Parents expect Health Care Professionals (HCPs) to provide them with individualized instructions on infant feeding, however, HCPs may also be challenged by certain issues out of their control, such as their busy workload, short consultation times, the strong influence of cultural and regional eating habits of the parents and parental anxiety about feeding their child correctly.3

Essential support required from healthcare professionals
  • Critical support aimed at enabling and maintaining breastfeeding.
  • Prenatal and postnatal visits with HCPs to allow continuous care.
  • Postnatal visits to HCPs during the first year of babies lives because it is of fundamental importance in order to provide ongoing nutritional counselling in accordance with established guidelines and to guide and support successful continuation of breastfeeding or, in its absence, the use of appropriate infant formulas.
  • Instruction on complementary nutrition as the child grows is of major importance, it ensures the adequate intake of macro and micronutrients and avoidance of possible dietary difficulties.4

Nutritional guidance by HCPs is therefore of paramount importance in order to monitor and ensure growth and adequate cognitive development of the infant, and to establish healthy eating habits that will accompany the individual throughout life.

References Show all Hide all
  1. Unicef. (2015). Breastfeeding and complementary feeding.

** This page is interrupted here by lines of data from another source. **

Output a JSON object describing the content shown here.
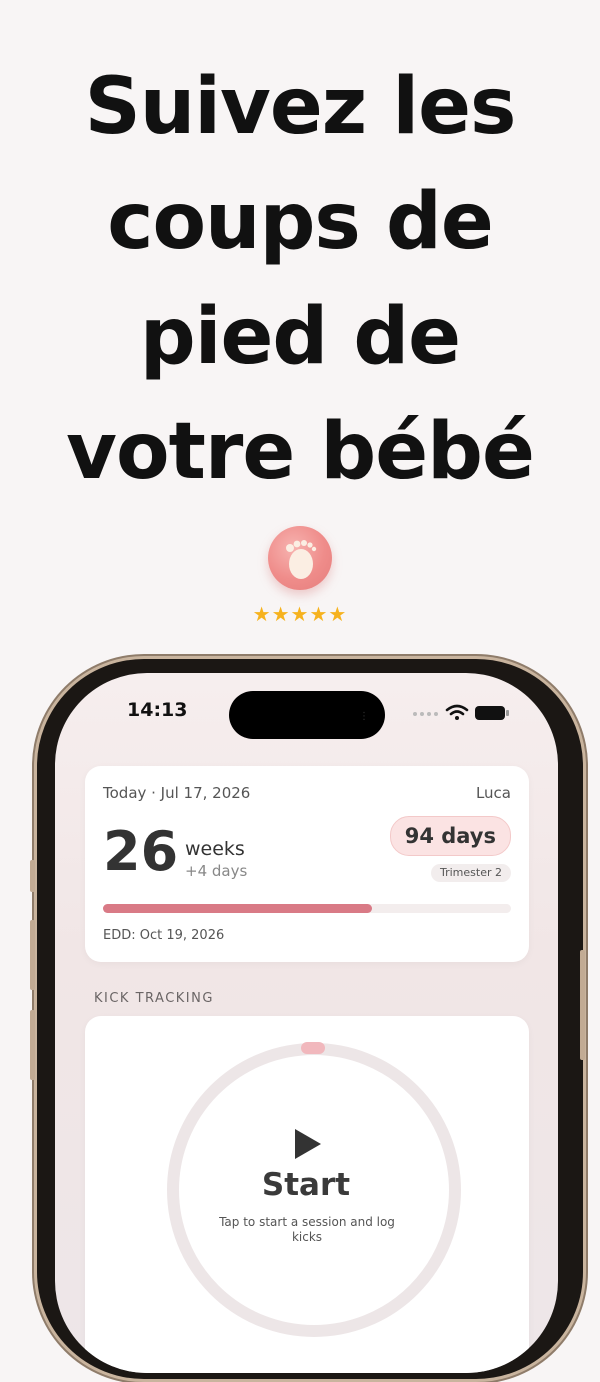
{
  "headline": {
    "lines": [
      "Suivez les",
      "coups de",
      "pied de",
      "votre bébé"
    ]
  },
  "app_icon": "baby-foot-icon",
  "rating": {
    "stars": 5,
    "display": "★★★★★"
  },
  "phone": {
    "status_bar": {
      "time": "14:13",
      "icons": [
        "signal-dots-icon",
        "wifi-icon",
        "battery-icon"
      ]
    },
    "pregnancy_card": {
      "date": "Today · Jul 17, 2026",
      "user": "Luca",
      "weeks_number": "26",
      "weeks_label": "weeks",
      "extra_days": "+4 days",
      "days_remaining": "94 days",
      "trimester": "Trimester 2",
      "progress": 0.66,
      "edd": "EDD: Oct 19, 2026"
    },
    "kick_tracking": {
      "section_title": "KICK TRACKING",
      "start_label": "Start",
      "hint": "Tap to start a session and log kicks"
    }
  },
  "colors": {
    "accent": "#d97a86",
    "pill_bg": "#fbe3e3",
    "star": "#f6b21e",
    "background": "#f8f5f5"
  }
}
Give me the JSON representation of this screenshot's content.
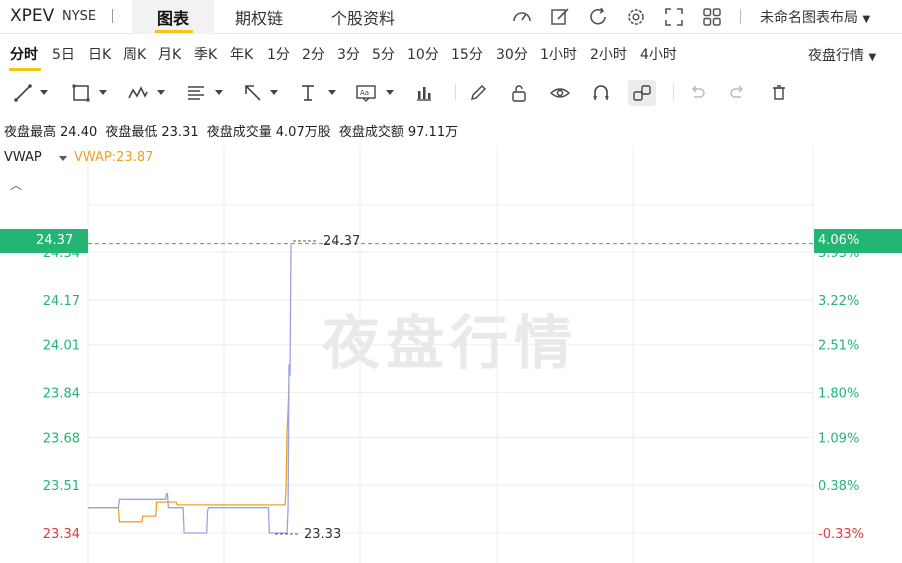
{
  "header": {
    "ticker": "XPEV",
    "exchange": "NYSE",
    "tabs": [
      {
        "label": "图表",
        "active": true
      },
      {
        "label": "期权链",
        "active": false
      },
      {
        "label": "个股资料",
        "active": false
      }
    ],
    "icons": [
      "speedometer-icon",
      "edit-icon",
      "refresh-icon",
      "settings-icon",
      "fullscreen-icon",
      "grid-icon"
    ],
    "layout_label": "未命名图表布局"
  },
  "intervals": {
    "items": [
      "分时",
      "5日",
      "日K",
      "周K",
      "月K",
      "季K",
      "年K",
      "1分",
      "2分",
      "3分",
      "5分",
      "10分",
      "15分",
      "30分",
      "1小时",
      "2小时",
      "4小时"
    ],
    "active": "分时",
    "session_label": "夜盘行情"
  },
  "drawing_tools": [
    "trend-line-icon",
    "rectangle-icon",
    "pattern-icon",
    "fib-icon",
    "arrow-icon",
    "text-cursor-icon",
    "annotation-icon",
    "bar-chart-icon",
    "pencil-icon",
    "lock-icon",
    "eye-icon",
    "magnet-icon",
    "link-icon",
    "undo-icon",
    "redo-icon",
    "trash-icon"
  ],
  "stats": {
    "high_label": "夜盘最高",
    "high": "24.40",
    "low_label": "夜盘最低",
    "low": "23.31",
    "vol_label": "夜盘成交量",
    "vol": "4.07万股",
    "amt_label": "夜盘成交额",
    "amt": "97.11万"
  },
  "indicator": {
    "name": "VWAP",
    "value_text": "VWAP:23.87"
  },
  "watermark": "夜盘行情",
  "colors": {
    "up": "#22b573",
    "down": "#e03a3a",
    "vwap": "#f0a020",
    "price": "#9aa3e6",
    "accent": "#f5c518"
  },
  "chart_data": {
    "type": "line",
    "y_ticks_left": [
      24.34,
      24.17,
      24.01,
      23.84,
      23.68,
      23.51,
      23.34
    ],
    "y_ticks_left_text": [
      "24.34",
      "24.17",
      "24.01",
      "23.84",
      "23.68",
      "23.51",
      "23.34"
    ],
    "y_ticks_right_text": [
      "3.93%",
      "3.22%",
      "2.51%",
      "1.80%",
      "1.09%",
      "0.38%",
      "-0.33%"
    ],
    "current_price": "24.37",
    "current_pct": "4.06%",
    "high_marker": "24.37",
    "low_marker": "23.33",
    "ylim": [
      23.31,
      24.45
    ],
    "series": [
      {
        "name": "VWAP",
        "values": [
          23.43,
          23.43,
          23.43,
          23.43,
          23.43,
          23.43,
          23.43,
          23.43,
          23.43,
          23.43,
          23.43,
          23.43,
          23.43,
          23.43,
          23.43,
          23.43,
          23.43,
          23.43,
          23.43,
          23.43,
          23.43,
          23.43,
          23.43,
          23.43,
          23.43,
          23.43,
          23.43,
          23.43,
          23.43,
          23.43,
          23.43,
          23.43,
          23.38,
          23.38,
          23.38,
          23.38,
          23.38,
          23.38,
          23.38,
          23.38,
          23.38,
          23.38,
          23.38,
          23.38,
          23.38,
          23.38,
          23.38,
          23.38,
          23.38,
          23.38,
          23.38,
          23.38,
          23.38,
          23.38,
          23.38,
          23.38,
          23.4,
          23.4,
          23.4,
          23.4,
          23.4,
          23.4,
          23.4,
          23.4,
          23.4,
          23.4,
          23.4,
          23.4,
          23.4,
          23.4,
          23.45,
          23.45,
          23.45,
          23.45,
          23.45,
          23.45,
          23.45,
          23.45,
          23.45,
          23.45,
          23.45,
          23.45,
          23.45,
          23.45,
          23.45,
          23.45,
          23.45,
          23.45,
          23.45,
          23.45,
          23.45,
          23.44,
          23.44,
          23.44,
          23.44,
          23.44,
          23.44,
          23.44,
          23.44,
          23.44,
          23.44,
          23.44,
          23.44,
          23.44,
          23.44,
          23.44,
          23.44,
          23.44,
          23.44,
          23.44,
          23.44,
          23.44,
          23.44,
          23.44,
          23.44,
          23.44,
          23.44,
          23.44,
          23.44,
          23.44,
          23.44,
          23.44,
          23.44,
          23.44,
          23.44,
          23.44,
          23.44,
          23.44,
          23.44,
          23.44,
          23.44,
          23.44,
          23.44,
          23.44,
          23.44,
          23.44,
          23.44,
          23.44,
          23.44,
          23.44,
          23.44,
          23.44,
          23.44,
          23.44,
          23.44,
          23.44,
          23.44,
          23.44,
          23.44,
          23.44,
          23.44,
          23.44,
          23.44,
          23.44,
          23.44,
          23.44,
          23.44,
          23.44,
          23.44,
          23.44,
          23.44,
          23.44,
          23.44,
          23.44,
          23.44,
          23.44,
          23.44,
          23.44,
          23.44,
          23.44,
          23.44,
          23.44,
          23.44,
          23.44,
          23.44,
          23.44,
          23.44,
          23.44,
          23.44,
          23.44,
          23.44,
          23.44,
          23.44,
          23.44,
          23.44,
          23.44,
          23.44,
          23.44,
          23.44,
          23.44,
          23.44,
          23.44,
          23.44,
          23.44,
          23.44,
          23.44,
          23.44,
          23.44,
          23.44,
          23.44,
          23.44,
          23.44,
          23.5,
          23.7,
          23.78,
          23.87
        ]
      },
      {
        "name": "价格",
        "values": [
          23.43,
          23.43,
          23.43,
          23.43,
          23.43,
          23.43,
          23.43,
          23.43,
          23.43,
          23.43,
          23.43,
          23.43,
          23.43,
          23.43,
          23.43,
          23.43,
          23.43,
          23.43,
          23.43,
          23.43,
          23.43,
          23.43,
          23.43,
          23.43,
          23.43,
          23.43,
          23.43,
          23.43,
          23.43,
          23.43,
          23.43,
          23.43,
          23.46,
          23.46,
          23.46,
          23.46,
          23.46,
          23.46,
          23.46,
          23.46,
          23.46,
          23.46,
          23.46,
          23.46,
          23.46,
          23.46,
          23.46,
          23.46,
          23.46,
          23.46,
          23.46,
          23.46,
          23.46,
          23.46,
          23.46,
          23.46,
          23.46,
          23.46,
          23.46,
          23.46,
          23.46,
          23.46,
          23.46,
          23.46,
          23.46,
          23.46,
          23.46,
          23.46,
          23.46,
          23.46,
          23.46,
          23.46,
          23.46,
          23.46,
          23.46,
          23.46,
          23.46,
          23.46,
          23.46,
          23.46,
          23.48,
          23.48,
          23.43,
          23.43,
          23.43,
          23.43,
          23.43,
          23.43,
          23.43,
          23.43,
          23.43,
          23.43,
          23.43,
          23.43,
          23.43,
          23.43,
          23.43,
          23.43,
          23.34,
          23.34,
          23.34,
          23.34,
          23.34,
          23.34,
          23.34,
          23.34,
          23.34,
          23.34,
          23.34,
          23.34,
          23.34,
          23.34,
          23.34,
          23.34,
          23.34,
          23.34,
          23.34,
          23.34,
          23.34,
          23.34,
          23.34,
          23.34,
          23.42,
          23.43,
          23.43,
          23.43,
          23.43,
          23.43,
          23.43,
          23.43,
          23.43,
          23.43,
          23.43,
          23.43,
          23.43,
          23.43,
          23.43,
          23.43,
          23.43,
          23.43,
          23.43,
          23.43,
          23.43,
          23.43,
          23.43,
          23.43,
          23.43,
          23.43,
          23.43,
          23.43,
          23.43,
          23.43,
          23.43,
          23.43,
          23.43,
          23.43,
          23.43,
          23.43,
          23.43,
          23.43,
          23.43,
          23.43,
          23.43,
          23.43,
          23.43,
          23.43,
          23.43,
          23.43,
          23.43,
          23.43,
          23.43,
          23.43,
          23.43,
          23.43,
          23.43,
          23.43,
          23.43,
          23.43,
          23.43,
          23.43,
          23.43,
          23.43,
          23.43,
          23.43,
          23.43,
          23.34,
          23.34,
          23.34,
          23.34,
          23.34,
          23.34,
          23.34,
          23.34,
          23.34,
          23.34,
          23.34,
          23.34,
          23.34,
          23.34,
          23.34,
          23.34,
          23.34,
          23.34,
          23.34,
          23.43,
          23.94,
          23.9,
          24.37
        ]
      }
    ]
  }
}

Available: http://www.unicef.org/nutrition/index_breastfeeding.html (Accessed: February 2021)

  2. Cheney, A.M.; Nieri, T.; Davis, E.; Prologo, J.; Valencia, E.; Anderson, A.T.; Widaman, K.; Reaves, C.; Sullivan, G. The Sociocultural Factors Underlying Latina Mothers’ Infant Feeding Practices. Glob. Qual. Nurs. Res. 2019. Feb 1;6:2333393618825253.zvv

  3. Dattilo, A. M.; Saavedra, J. M. Nutrition Education: Application of Theory and Strategies during the First 1,000 Days for Healthy Growth. Nestle Nutr Inst Workshop Series. 2019;92:1-18.

  4. Fewtrell M, Bronsky J, Campoy C, et al. Complementary Feeding: A Position Paper by the European Society for Paediatric Gastroenterology, Hepatology, and Nutrition (ESPGHAN) Committee on Nutrition. J Pediatr Gastroenterol Nutr. 2017;64(1):119-132.